Genetic engineering to enhance mercury phytoremediation
Abbreviated Journal Title
Curr. Opin. Biotechnol.
COMPLETE NUCLEOTIDE-SEQUENCE; BACTERIAL MERA GENE; CHLOROPLAST GENOME; ARABIDOPSIS-THALIANA; POLLUTED SOILS; TRANSPORT PROTEIN; PHOTOSYSTEM-II; ION REDUCTASE; PLANTS; RESISTANCE; Biochemical Research Methods; Biotechnology & Applied Microbiology
Most phytoremediation studies utilize merA or merB genes to modify plants via the nuclear or chloroplast genome, expressing organomercurial lyase and/or mercuric ion reductase in the cytoplasm, endoplasmic reticulum or within plastids. Several plant species including Arabidopsis, tobacco, poplar, rice, Eastern cottonwood, peanut, salt marsh grass and Chlorella have been transformed with these genes. Transgenic plants grew exceedingly well in soil contaminated with organic (similar to 400 mu M PMA) or inorganic mercury (similar to 500 mu M HgCl(2)), accumulating Hg in roots surpassing the concentration in soil (similar to 2000 mu g/g). However, none of these plants were tested in the field to demonstrate real potential of this approach.
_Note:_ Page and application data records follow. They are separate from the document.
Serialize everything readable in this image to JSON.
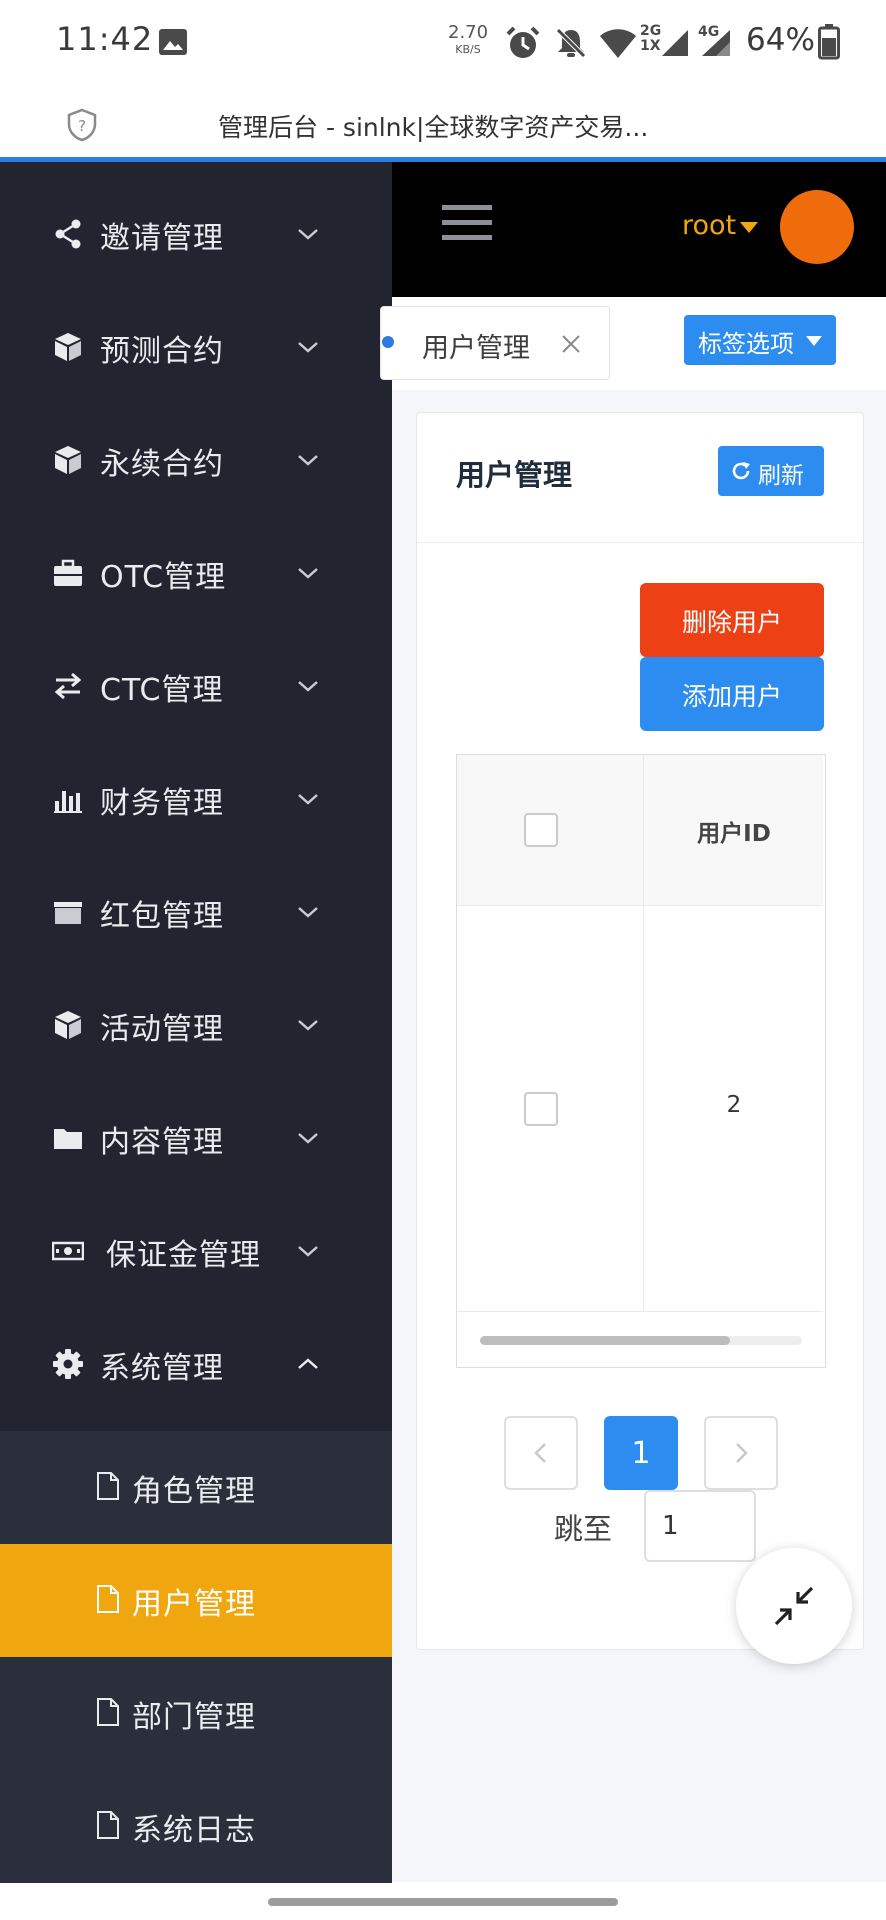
{
  "status_bar": {
    "time": "11:42",
    "net_speed_value": "2.70",
    "net_speed_unit": "KB/S",
    "signal_2g_label": "2G",
    "signal_1x_label": "1X",
    "signal_4g_label": "4G",
    "battery_percent": "64%",
    "icons": [
      "photo-icon",
      "alarm-icon",
      "mute-icon",
      "wifi-icon",
      "cell-signal-icon",
      "battery-icon"
    ]
  },
  "browser": {
    "page_title": "管理后台 - sinlnk|全球数字资产交易...",
    "accent_color": "#2d7ae0"
  },
  "sidebar": {
    "bg_color": "#22252f",
    "active_color": "#f0a60f",
    "items": [
      {
        "label": "邀请管理",
        "icon": "share-icon",
        "expanded": false
      },
      {
        "label": "预测合约",
        "icon": "cube-icon",
        "expanded": false
      },
      {
        "label": "永续合约",
        "icon": "cube-icon",
        "expanded": false
      },
      {
        "label": "OTC管理",
        "icon": "briefcase-icon",
        "expanded": false
      },
      {
        "label": "CTC管理",
        "icon": "exchange-icon",
        "expanded": false
      },
      {
        "label": "财务管理",
        "icon": "bar-chart-icon",
        "expanded": false
      },
      {
        "label": "红包管理",
        "icon": "envelope-box-icon",
        "expanded": false
      },
      {
        "label": "活动管理",
        "icon": "cube-icon",
        "expanded": false
      },
      {
        "label": "内容管理",
        "icon": "folder-icon",
        "expanded": false
      },
      {
        "label": "保证金管理",
        "icon": "money-icon",
        "expanded": false
      },
      {
        "label": "系统管理",
        "icon": "gear-icon",
        "expanded": true
      }
    ],
    "sub_items": [
      {
        "label": "角色管理",
        "active": false
      },
      {
        "label": "用户管理",
        "active": true
      },
      {
        "label": "部门管理",
        "active": false
      },
      {
        "label": "系统日志",
        "active": false
      }
    ]
  },
  "header": {
    "user_name": "root",
    "avatar_color": "#ef6c0d"
  },
  "tabs": {
    "open_tab_label": "用户管理",
    "options_label": "标签选项"
  },
  "panel": {
    "title": "用户管理",
    "refresh_label": "刷新",
    "delete_user_label": "删除用户",
    "add_user_label": "添加用户"
  },
  "table": {
    "columns": [
      "",
      "用户ID"
    ],
    "rows": [
      {
        "checked": false,
        "user_id": "2"
      }
    ]
  },
  "pagination": {
    "current_page": "1",
    "jump_label": "跳至",
    "jump_value": "1"
  },
  "colors": {
    "primary": "#2d8cf0",
    "danger": "#ed4014"
  }
}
Availability of metal transporters, translocators, chelators; and the ability to express membrane proteins could-further enhance mercury phytoremediation capabilities.
Current Opinion in Biotechnology
"Genetic engineering to enhance mercury phytoremediation" (2009). Faculty Bibliography 2000s. 2074.